They told her that the song “Butterfly Kisses” was played at her dedication as an infant and as the song started, her dad asked her to dance. He then sat her on his lap and handed her a purity ring with her birthstone in the middle, held up by her mother and father’s birthstone. Inside the band read, “Forever my daughter.”
Then everyone gathered around her, laid hands on her and anointed her for this next chapter of life and “sealing in her heart everything that had been spoken.”
Friends presented her with a charm bracelet, where each picked out a special charm. Throughout the night, people wrote down their words of blessing and encouragement in a journal. It was truly a night she will never forget –a right of passage, a coming of age.
Sure, parties are fun and our children are both precious and priceless to us. We want to mark their milestones and create memories they can look back on, but this is so much more than that.
Who Am I and What Is the Meaning of My Life?
- Each month 14,800 individuals search the phrase “what is the meaning of life.” Core questions of identity are a major source of struggle today.
- The foundation for a strong sense of identity and significance is laid during childhood.
- Parents can learn a great deal about helping kids develop a strong sense of identity from the Jewish concept of blessing.

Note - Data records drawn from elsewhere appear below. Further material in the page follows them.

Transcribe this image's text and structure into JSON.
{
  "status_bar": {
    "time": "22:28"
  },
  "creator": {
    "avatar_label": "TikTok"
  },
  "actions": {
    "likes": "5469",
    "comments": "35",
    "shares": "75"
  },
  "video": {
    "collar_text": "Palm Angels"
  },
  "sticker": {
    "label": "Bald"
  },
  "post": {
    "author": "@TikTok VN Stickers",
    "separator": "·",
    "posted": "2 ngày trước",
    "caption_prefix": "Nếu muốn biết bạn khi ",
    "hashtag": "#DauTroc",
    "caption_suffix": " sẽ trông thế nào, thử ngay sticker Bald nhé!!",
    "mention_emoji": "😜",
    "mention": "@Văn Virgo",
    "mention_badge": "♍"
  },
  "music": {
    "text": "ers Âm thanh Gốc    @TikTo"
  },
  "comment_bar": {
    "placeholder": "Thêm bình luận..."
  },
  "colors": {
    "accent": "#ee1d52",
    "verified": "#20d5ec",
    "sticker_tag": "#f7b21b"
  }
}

- The concept of blessing begins by accepting and naming our child’s unique and God-given identity. A parent’s daily prayer should include, “God, help me see the man/woman you are calling forth in my son/daughter and give me the grace to help name it correctly.” As parents, we are raising up adults, not children, who will hopefully know God and know who He has created them to be.
So, am I saying that my daughter’s party will answer all of the questions of her life? Will it seal her heart and fully protect her from the negative thoughts and confusion that may try to distract her or whisper lies at some point in her life? Of course not. But creating this kind of defining moment is more powerful than it may seem at first glance:
The Gift of An Identity
Our child’s identity, which includes all of their gifts, callings, talents and abilities wrapped together with who they are in Christ, exists. It is real. Making this truth clear by marking it with an occasion and speaking a blessing over our children helps establish their identity and purpose as an adult. It gives them a reference point, a foundation of strength.
Speaking blessing into our child’s life is one of the best ways to help them to answer the question, “Who am I?”
What is a Blessing?
The Hebrew word “to bless” is baruch, which means “a good word.” Throughout the Bible, the power of God’s people to speak forth blessing to one another is clearly shown. Parents have the privilege and power to speak life, health, growth, joy and self-confidence over their child every day.
Before a ceremonial blessing or coming of age party, parents can take the time to pray about the future of their child, asking God to help them recognize their gifts and callings. Remember, behavior is not an indicator of identity. When we bless our child, we are affirming who they were created to be.
Today, and every day, let’s agree to surround our children with words that will celebrate them, validate them, and align them with God’s plan and purpose for their life.
“The Lord bless you and keep you; the Lord make His face shine upon you, and be gracious to you; the Lord lift up His countenance upon you, and give you peace.” Numbers 6:24-26